When a person with type 1 diabetes skips or double-doses on insulin, they usually end up in the hospital, and the consequences are immediate and clear. On the other side of the spectrum, skipping a vitamin or painkiller once in a while does not have the same consequences. In between these two examples sit a number of medications for a variety of conditions such as arrhythmias, asthma, depression, hyperlipidemia, and hypertension. In these cases, skipping doses and other dosage mistakes may not have an immediate impact but can, over the long run, lead to serious negative consequences for the patient and the health care system. In fact, according to a report by the Mayo Clinic, 50% of medications are not taken as prescribed. This is a huge problem with a cost of over $300 billion a year to the U.S. health care system.

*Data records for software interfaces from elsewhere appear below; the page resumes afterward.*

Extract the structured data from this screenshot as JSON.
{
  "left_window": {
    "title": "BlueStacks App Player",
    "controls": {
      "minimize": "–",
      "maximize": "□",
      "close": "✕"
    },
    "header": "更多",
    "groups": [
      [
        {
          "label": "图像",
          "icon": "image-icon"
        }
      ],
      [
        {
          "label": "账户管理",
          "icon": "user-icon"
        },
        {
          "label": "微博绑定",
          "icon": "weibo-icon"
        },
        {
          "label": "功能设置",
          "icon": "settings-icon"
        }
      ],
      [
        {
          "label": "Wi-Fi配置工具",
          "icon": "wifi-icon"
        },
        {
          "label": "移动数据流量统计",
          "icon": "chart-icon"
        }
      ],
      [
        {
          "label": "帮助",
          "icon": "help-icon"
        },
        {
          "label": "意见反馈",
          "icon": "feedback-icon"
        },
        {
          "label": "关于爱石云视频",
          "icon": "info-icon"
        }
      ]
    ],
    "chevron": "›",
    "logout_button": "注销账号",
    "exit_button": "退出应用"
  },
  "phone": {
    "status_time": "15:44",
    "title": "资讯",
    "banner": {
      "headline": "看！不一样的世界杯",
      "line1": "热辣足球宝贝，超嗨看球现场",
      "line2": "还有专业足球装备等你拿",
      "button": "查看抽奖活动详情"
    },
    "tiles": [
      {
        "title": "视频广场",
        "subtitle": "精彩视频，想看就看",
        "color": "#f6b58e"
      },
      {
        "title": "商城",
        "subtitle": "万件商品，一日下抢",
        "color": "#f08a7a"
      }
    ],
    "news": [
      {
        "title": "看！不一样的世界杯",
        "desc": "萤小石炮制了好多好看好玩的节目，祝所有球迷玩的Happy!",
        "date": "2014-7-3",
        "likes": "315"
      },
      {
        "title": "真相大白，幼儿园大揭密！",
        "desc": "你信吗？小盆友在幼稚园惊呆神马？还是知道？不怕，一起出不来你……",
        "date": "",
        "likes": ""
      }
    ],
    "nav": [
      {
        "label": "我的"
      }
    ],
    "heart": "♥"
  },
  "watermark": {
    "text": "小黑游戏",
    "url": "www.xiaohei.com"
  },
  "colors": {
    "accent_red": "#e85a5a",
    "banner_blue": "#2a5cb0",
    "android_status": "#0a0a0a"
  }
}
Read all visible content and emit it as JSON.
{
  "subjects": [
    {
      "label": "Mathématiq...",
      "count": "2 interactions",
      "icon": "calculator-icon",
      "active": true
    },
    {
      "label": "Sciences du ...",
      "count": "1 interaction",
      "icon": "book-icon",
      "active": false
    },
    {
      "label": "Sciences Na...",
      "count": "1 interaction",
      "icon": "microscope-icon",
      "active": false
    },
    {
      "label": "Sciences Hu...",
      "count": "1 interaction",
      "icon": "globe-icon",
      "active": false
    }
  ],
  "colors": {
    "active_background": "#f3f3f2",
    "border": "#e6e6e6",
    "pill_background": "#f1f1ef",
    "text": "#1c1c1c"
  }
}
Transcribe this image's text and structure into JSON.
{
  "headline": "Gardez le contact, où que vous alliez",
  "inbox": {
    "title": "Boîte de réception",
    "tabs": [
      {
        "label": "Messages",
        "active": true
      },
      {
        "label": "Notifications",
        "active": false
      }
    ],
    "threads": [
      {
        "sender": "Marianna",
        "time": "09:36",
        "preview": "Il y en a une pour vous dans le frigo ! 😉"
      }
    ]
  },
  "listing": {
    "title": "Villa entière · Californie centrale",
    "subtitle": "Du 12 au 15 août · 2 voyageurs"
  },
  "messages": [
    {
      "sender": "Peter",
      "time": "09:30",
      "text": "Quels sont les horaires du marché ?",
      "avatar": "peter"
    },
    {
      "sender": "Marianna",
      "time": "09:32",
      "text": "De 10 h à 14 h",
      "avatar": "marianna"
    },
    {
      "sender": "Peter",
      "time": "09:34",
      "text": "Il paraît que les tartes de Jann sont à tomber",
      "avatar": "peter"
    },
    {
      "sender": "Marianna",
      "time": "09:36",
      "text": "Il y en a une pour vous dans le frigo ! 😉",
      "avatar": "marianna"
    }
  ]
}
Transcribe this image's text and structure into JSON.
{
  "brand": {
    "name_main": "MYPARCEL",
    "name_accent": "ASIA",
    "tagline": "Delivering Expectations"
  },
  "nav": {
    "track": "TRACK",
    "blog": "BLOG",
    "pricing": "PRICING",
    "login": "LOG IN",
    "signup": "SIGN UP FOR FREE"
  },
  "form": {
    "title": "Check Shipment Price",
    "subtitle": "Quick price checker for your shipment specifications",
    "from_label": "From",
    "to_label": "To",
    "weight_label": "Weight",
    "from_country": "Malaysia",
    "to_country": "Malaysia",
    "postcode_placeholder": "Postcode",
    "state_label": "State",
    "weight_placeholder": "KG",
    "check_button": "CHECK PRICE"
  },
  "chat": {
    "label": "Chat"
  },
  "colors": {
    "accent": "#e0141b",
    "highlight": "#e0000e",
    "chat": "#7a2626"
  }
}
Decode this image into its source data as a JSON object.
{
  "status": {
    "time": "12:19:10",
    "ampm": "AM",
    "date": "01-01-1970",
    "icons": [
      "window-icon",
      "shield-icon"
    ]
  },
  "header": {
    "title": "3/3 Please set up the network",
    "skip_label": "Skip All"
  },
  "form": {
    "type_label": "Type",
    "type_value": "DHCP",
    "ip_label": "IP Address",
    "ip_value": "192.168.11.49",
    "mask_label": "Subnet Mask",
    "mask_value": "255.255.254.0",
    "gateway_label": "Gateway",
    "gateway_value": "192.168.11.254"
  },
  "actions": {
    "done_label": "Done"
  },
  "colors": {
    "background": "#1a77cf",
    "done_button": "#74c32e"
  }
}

Danny Sands, MD
Today, the health care system often measures adherence by focusing on prescription fill efficiency and tracking whether patients possess their medications; clearly, you can’t take medications unless you have them. The proportion of days covered (PDC), for example, is a measure of how much medication a patient has on hand at a particular point in time.
But PDC can mask vastly different patient-adherence patterns that will have very different consequences. Missing doses seven days in a row results in the same PDC as missing a dose once a week over seven weeks. But not taking a medication for a week is usually going to be far riskier than a weekly missed dose.
As a health care system, are we providing the timely interventions to deal with these very different scenarios? The answer won’t come as a surprise to anyone working in the system: A resounding “no.”
More often than not, we rely on retrospective and incomplete claims data or patient recollection of their adherence when they are in a care setting. Neither provides the dose-level view of a patient’s actual behavior. And when a treatment is deemed ineffective (even if it’s due to nonadherence), the next course of action is usually a prescription for a higher dose—or switching to a more expensive option. This exposes the patient to additional risk and the system to greater costs. The cycle continues.
Advancements in technology have made it possible to get real-time insights into how patients are using their medications and to proactively engage with them while they are on medications. Health care now has the tools and capabilities to educate and enable patients to take medications as prescribed—and to inform the care teams in real time when they are not. However, to be effective these tools need to be relevant, timely, and reliable from the patient’s perspective.
It is critical, however, that technology support programs complement existing intervention programs. Technology can do a wonderful job of identifying patients based on risk levels and other patterns. But the most effective interactions between patients and care teams don’t stop there. They combine digital tools with support from health care professionals.
With the right tools, care teams can take corrective actions earlier, which is especially important when nonadherence doesn’t have immediate noticeable consequences. Early action can keep people healthier, prevent harm, and defuse ticking time bombs of downstream costs and quality failures.
The problem of nonadherence must be addressed. We must improve the sharing of a patient’s real-time medication compliance with care teams so that they are able to intervene in the right way at the right time. We must also educate patients. Medications can’t be effective if people don’t take them, and too many people don’t take them as prescribed.